What to work on = A single number is the answer: the count of lines below that contain "Engage".

BEGIN Record extracts

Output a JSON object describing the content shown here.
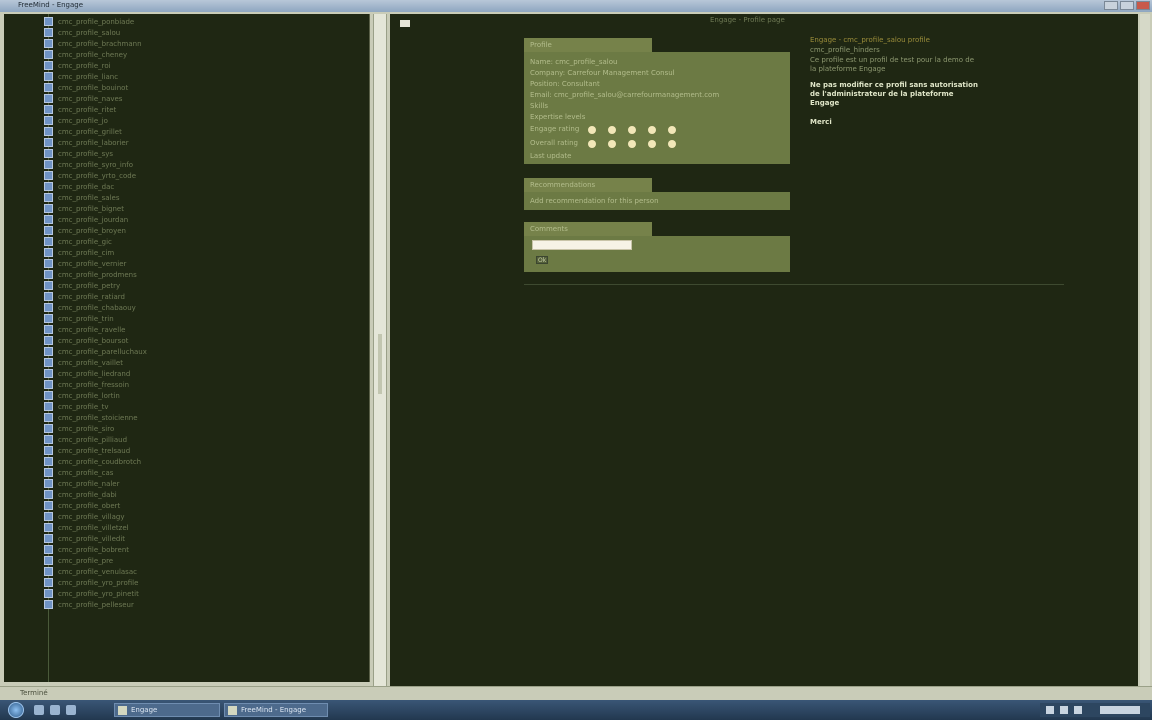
{
  "window": {
    "title": "FreeMind - Engage"
  },
  "tree": {
    "items": [
      "cmc_profile_ponbiade",
      "cmc_profile_salou",
      "cmc_profile_brachmann",
      "cmc_profile_cheney",
      "cmc_profile_roi",
      "cmc_profile_lianc",
      "cmc_profile_bouinot",
      "cmc_profile_naves",
      "cmc_profile_ritet",
      "cmc_profile_jo",
      "cmc_profile_grillet",
      "cmc_profile_laborier",
      "cmc_profile_sys",
      "cmc_profile_syro_info",
      "cmc_profile_yrto_code",
      "cmc_profile_dac",
      "cmc_profile_sales",
      "cmc_profile_bignet",
      "cmc_profile_jourdan",
      "cmc_profile_broyen",
      "cmc_profile_gic",
      "cmc_profile_cim",
      "cmc_profile_vernier",
      "cmc_profile_prodmens",
      "cmc_profile_petry",
      "cmc_profile_ratiard",
      "cmc_profile_chabaouy",
      "cmc_profile_trin",
      "cmc_profile_ravelle",
      "cmc_profile_boursot",
      "cmc_profile_parelluchaux",
      "cmc_profile_vaillet",
      "cmc_profile_liedrand",
      "cmc_profile_fressoin",
      "cmc_profile_lortin",
      "cmc_profile_tv",
      "cmc_profile_stoicienne",
      "cmc_profile_siro",
      "cmc_profile_pilliaud",
      "cmc_profile_trelsaud",
      "cmc_profile_coudbrotch",
      "cmc_profile_cas",
      "cmc_profile_naler",
      "cmc_profile_dabi",
      "cmc_profile_obert",
      "cmc_profile_villagy",
      "cmc_profile_villetzel",
      "cmc_profile_villedit",
      "cmc_profile_bobrent",
      "cmc_profile_pre",
      "cmc_profile_venulasac",
      "cmc_profile_yro_profile",
      "cmc_profile_yro_pinetit",
      "cmc_profile_pelleseur"
    ]
  },
  "header": {
    "center_heading": "Engage - Profile page"
  },
  "panel1": {
    "tab": "Profile",
    "lines": [
      "Name: cmc_profile_salou",
      "Company: Carrefour Management Consul",
      "Position: Consultant",
      "Email: cmc_profile_salou@carrefourmanagement.com",
      "Skills",
      "Expertise levels",
      "Engage rating",
      "Overall rating",
      "Last update"
    ]
  },
  "panel2": {
    "tab": "Recommendations",
    "line": "Add recommendation for this person"
  },
  "panel3": {
    "tab": "Comments",
    "button": "Ok"
  },
  "sidebar": {
    "title": "Engage - cmc_profile_salou profile",
    "line1": "cmc_profile_hinders",
    "line2": "Ce profile est un profil de test pour la demo de",
    "line3": "la plateforme Engage",
    "strong1": "Ne pas modifier ce profil sans autorisation",
    "strong2": "de l'administrateur de la plateforme",
    "strong3": "Engage",
    "strong4": "Merci"
  },
  "status": {
    "text": "Terminé"
  },
  "taskbar": {
    "task1": "Engage",
    "task2": "FreeMind - Engage"
  }
}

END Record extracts

Problem solution = 8